(Problem statement)
Every entry should be repeated exactly as written.

══════

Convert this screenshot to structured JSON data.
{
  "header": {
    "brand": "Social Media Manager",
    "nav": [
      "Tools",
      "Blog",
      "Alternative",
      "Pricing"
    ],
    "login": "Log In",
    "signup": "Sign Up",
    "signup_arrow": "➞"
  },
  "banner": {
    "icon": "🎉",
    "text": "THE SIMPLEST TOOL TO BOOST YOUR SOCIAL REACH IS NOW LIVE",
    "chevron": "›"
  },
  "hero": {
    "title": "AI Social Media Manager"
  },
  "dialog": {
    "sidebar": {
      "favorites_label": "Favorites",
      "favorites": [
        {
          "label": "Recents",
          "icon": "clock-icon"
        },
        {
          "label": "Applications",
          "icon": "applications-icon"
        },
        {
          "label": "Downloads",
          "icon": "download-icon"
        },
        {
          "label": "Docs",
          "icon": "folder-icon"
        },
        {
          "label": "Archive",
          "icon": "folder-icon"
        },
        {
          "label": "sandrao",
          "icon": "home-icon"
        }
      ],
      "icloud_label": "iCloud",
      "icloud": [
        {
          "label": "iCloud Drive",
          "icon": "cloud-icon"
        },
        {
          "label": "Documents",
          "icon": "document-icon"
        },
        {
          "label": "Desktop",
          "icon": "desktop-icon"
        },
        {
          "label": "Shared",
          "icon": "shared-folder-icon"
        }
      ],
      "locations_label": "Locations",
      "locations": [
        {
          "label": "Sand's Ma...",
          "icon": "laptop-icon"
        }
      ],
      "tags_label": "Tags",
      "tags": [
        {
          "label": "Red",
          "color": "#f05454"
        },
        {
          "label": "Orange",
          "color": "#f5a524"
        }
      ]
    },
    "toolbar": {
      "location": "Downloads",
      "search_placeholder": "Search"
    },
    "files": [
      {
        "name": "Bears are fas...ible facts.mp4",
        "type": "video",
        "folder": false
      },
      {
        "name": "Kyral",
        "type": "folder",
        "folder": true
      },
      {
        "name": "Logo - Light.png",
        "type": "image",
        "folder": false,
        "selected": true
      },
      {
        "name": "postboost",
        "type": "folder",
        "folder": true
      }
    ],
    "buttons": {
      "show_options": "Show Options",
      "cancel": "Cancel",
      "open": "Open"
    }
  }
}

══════

(Task output)
Convert this screenshot to structured JSON data.
{
  "header": {
    "brand": "Social Media Manager",
    "nav": [
      "Tools",
      "Blog",
      "Alternative",
      "Pricing"
    ],
    "login": "Log In",
    "signup": "Sign Up",
    "signup_arrow": "➞"
  },
  "banner": {
    "icon": "🎉",
    "text": "THE SIMPLEST TOOL TO BOOST YOUR SOCIAL REACH IS NOW LIVE",
    "chevron": "›"
  },
  "hero": {
    "title": "AI Social Media Manager"
  },
  "dialog": {
    "sidebar": {
      "favorites_label": "Favorites",
      "favorites": [
        {
          "label": "Recents",
          "icon": "clock-icon"
        },
        {
          "label": "Applications",
          "icon": "applications-icon"
        },
        {
          "label": "Downloads",
          "icon": "download-icon"
        },
        {
          "label": "Docs",
          "icon": "folder-icon"
        },
        {
          "label": "Archive",
          "icon": "folder-icon"
        },
        {
          "label": "sandrao",
          "icon": "home-icon"
        }
      ],
      "icloud_label": "iCloud",
      "icloud": [
        {
          "label": "iCloud Drive",
          "icon": "cloud-icon"
        },
        {
          "label": "Documents",
          "icon": "document-icon"
        },
        {
          "label": "Desktop",
          "icon": "desktop-icon"
        },
        {
          "label": "Shared",
          "icon": "shared-folder-icon"
        }
      ],
      "locations_label": "Locations",
      "locations": [
        {
          "label": "Sand's Ma...",
          "icon": "laptop-icon"
        }
      ],
      "tags_label": "Tags",
      "tags": [
        {
          "label": "Red",
          "color": "#f05454"
        },
        {
          "label": "Orange",
          "color": "#f5a524"
        }
      ]
    },
    "toolbar": {
      "location": "Downloads",
      "search_placeholder": "Search"
    },
    "files": [
      {
        "name": "Bears are fas...ible facts.mp4",
        "type": "video",
        "folder": false
      },
      {
        "name": "Kyral",
        "type": "folder",
        "folder": true
      },
      {
        "name": "Logo - Light.png",
        "type": "image",
        "folder": false,
        "selected": true
      },
      {
        "name": "postboost",
        "type": "folder",
        "folder": true
      }
    ],
    "buttons": {
      "show_options": "Show Options",
      "cancel": "Cancel",
      "open": "Open"
    }
  }
}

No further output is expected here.